To return to the task of predicting extinctions due to habitat loss, we reiterate that eqn 3 and EARs (Harte & Kinzig 2011; Kinzig & Harte 1997) by definition describe the number of species going extinct immediately following complete loss of habitat in the area occupied by the endemic species. In conservation, we are concerned not only with these immediate extinctions but also with subsequent extinctions due to the remaining habitat being insufficient to support, in the long-term, viable populations of other (non-endemic) species. Second, predictions about extinctions based on SAR, RAR and EAR are focused on the pooled amount of habitat that is lost across the region, while they ignore possible consequences of habitat fragmentation. Arguably, this is a major shortcoming when the total amount of remaining habitat is small or relatively small and fragmentation becomes severe (Hanski 2005). Third, most models that have been constructed to derive SAR, RAR and EAR ignore spatial correlation in habitat type and differences in species ecological requirements (e.g. Kinzig & Harte's 2000 derivation of EAR from SAR, Hubbell's 2011 neutral model, He & Hubbell's 2011 sampling models and Storch *et al*.'s 2012 model of range placement; but see Sizling & Storch 2004). Fourth, SAR, RAR and EAR are typically not derived from dynamic models, which is a shortcoming at regional scales, where the occurrence of most species is dynamic and affected by dispersal.
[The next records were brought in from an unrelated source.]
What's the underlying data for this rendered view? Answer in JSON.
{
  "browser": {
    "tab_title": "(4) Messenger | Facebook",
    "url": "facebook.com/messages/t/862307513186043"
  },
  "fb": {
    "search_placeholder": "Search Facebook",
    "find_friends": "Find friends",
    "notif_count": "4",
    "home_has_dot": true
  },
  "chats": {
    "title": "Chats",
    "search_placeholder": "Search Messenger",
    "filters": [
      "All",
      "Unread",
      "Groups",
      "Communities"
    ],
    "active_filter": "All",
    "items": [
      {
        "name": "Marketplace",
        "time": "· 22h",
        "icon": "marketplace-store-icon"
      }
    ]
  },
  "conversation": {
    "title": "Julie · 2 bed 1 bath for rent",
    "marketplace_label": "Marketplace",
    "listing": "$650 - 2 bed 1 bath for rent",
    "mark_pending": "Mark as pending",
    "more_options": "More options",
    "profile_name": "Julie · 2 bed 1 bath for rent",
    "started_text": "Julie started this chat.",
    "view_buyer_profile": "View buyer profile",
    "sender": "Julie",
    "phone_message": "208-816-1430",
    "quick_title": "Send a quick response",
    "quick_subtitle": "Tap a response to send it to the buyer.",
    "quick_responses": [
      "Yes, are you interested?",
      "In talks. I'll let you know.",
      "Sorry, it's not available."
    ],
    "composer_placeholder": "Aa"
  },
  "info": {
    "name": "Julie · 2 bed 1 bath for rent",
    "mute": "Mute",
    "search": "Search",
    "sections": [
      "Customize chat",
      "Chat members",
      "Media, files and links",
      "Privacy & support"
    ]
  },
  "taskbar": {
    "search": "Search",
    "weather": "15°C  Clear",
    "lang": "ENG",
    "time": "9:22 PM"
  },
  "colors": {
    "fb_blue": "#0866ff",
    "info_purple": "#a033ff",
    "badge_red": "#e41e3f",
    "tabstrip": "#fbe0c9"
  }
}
Here, we aim at providing a perspective on the use of SAR and RAR in predicting extinctions by taking a computational approach: we construct a dynamic simulation model of the spatial dynamics of a large number of species to analyse and clarify habitat area-dependent extinctions. We develop a simple yet robustly realistic model, with the following key features. We ignore interspecific interactions but assume differences in the ecological traits of the species. We model stochastic patch occupancy dynamics (Hanski 1994; Moilanen 1999) on a lattice, assuming an exponential dispersal kernel (Ovaskainen & Hanski 2004) with a parameter specifying the average range of dispersal. The lattice cells are characterised by spatially variable habitat type, which is spatially correlated at a scale that can be adjusted with a parameter. The performance of a local population in a lattice cell is determined by the match between the species phenotype and habitat type. The model includes regional stochasticity, that is, spatially correlated environmental stochasticity, which leads to spatially correlated extinctions. We construct continental SARs, OF-SARs and RARs for the simulation results, with the aim of examining differences in their slopes. We then analyse transient dynamics following habitat loss, to contrast extinctions that occur immediately following habitat loss vs. further extinctions in the course of transient dynamics towards the new quasi-stationary state. Finally, we analyse the influence of habitat fragmentation vs. the influence of habitat loss on the number of surviving species. We conclude that contrary to He & Hubbell (2011), RARs always underestimate even short-term extinctions, because following habitat loss many non-endemic species go quickly extinct in the remaining habitat, where they do not have viable populations. However, and what is very important, conventional SARs produce large or even very large underestimates of the number of species going extinct in highly fragmented landscapes with a small total amount of remaining habitat. We modify the power-law SAR to account for the effect of fragmentation, and we make a simple recommendation that helps reduce the fragmentation effect in practical conservation.